#### Provided material:

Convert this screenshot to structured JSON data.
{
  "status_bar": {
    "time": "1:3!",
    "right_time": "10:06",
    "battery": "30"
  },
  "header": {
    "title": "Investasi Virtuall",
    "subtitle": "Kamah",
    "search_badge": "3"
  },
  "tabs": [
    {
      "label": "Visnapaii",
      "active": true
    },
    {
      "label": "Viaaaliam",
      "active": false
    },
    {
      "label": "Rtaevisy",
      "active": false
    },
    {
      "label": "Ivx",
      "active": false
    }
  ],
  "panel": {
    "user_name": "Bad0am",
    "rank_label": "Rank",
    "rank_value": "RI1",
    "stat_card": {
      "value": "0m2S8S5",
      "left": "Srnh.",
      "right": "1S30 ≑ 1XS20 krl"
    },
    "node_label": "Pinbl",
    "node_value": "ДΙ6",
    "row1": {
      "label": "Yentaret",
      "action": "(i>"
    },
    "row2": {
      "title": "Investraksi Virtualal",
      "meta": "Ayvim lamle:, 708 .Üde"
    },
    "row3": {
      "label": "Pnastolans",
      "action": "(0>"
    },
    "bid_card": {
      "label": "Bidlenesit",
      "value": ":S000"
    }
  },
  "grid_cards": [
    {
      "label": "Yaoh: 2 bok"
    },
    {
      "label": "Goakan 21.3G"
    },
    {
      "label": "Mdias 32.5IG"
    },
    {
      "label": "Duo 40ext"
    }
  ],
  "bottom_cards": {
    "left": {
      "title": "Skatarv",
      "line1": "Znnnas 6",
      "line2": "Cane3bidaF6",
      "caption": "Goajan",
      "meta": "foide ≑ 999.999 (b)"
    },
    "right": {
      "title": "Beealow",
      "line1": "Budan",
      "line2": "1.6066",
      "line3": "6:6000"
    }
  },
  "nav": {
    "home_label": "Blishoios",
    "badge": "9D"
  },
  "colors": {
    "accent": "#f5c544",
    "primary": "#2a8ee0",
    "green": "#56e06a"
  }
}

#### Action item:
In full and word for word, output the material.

#### Task answer:
Convert this screenshot to structured JSON data.
{
  "status_bar": {
    "time": "1:3!",
    "right_time": "10:06",
    "battery": "30"
  },
  "header": {
    "title": "Investasi Virtuall",
    "subtitle": "Kamah",
    "search_badge": "3"
  },
  "tabs": [
    {
      "label": "Visnapaii",
      "active": true
    },
    {
      "label": "Viaaaliam",
      "active": false
    },
    {
      "label": "Rtaevisy",
      "active": false
    },
    {
      "label": "Ivx",
      "active": false
    }
  ],
  "panel": {
    "user_name": "Bad0am",
    "rank_label": "Rank",
    "rank_value": "RI1",
    "stat_card": {
      "value": "0m2S8S5",
      "left": "Srnh.",
      "right": "1S30 ≑ 1XS20 krl"
    },
    "node_label": "Pinbl",
    "node_value": "ДΙ6",
    "row1": {
      "label": "Yentaret",
      "action": "(i>"
    },
    "row2": {
      "title": "Investraksi Virtualal",
      "meta": "Ayvim lamle:, 708 .Üde"
    },
    "row3": {
      "label": "Pnastolans",
      "action": "(0>"
    },
    "bid_card": {
      "label": "Bidlenesit",
      "value": ":S000"
    }
  },
  "grid_cards": [
    {
      "label": "Yaoh: 2 bok"
    },
    {
      "label": "Goakan 21.3G"
    },
    {
      "label": "Mdias 32.5IG"
    },
    {
      "label": "Duo 40ext"
    }
  ],
  "bottom_cards": {
    "left": {
      "title": "Skatarv",
      "line1": "Znnnas 6",
      "line2": "Cane3bidaF6",
      "caption": "Goajan",
      "meta": "foide ≑ 999.999 (b)"
    },
    "right": {
      "title": "Beealow",
      "line1": "Budan",
      "line2": "1.6066",
      "line3": "6:6000"
    }
  },
  "nav": {
    "home_label": "Blishoios",
    "badge": "9D"
  },
  "colors": {
    "accent": "#f5c544",
    "primary": "#2a8ee0",
    "green": "#56e06a"
  }
}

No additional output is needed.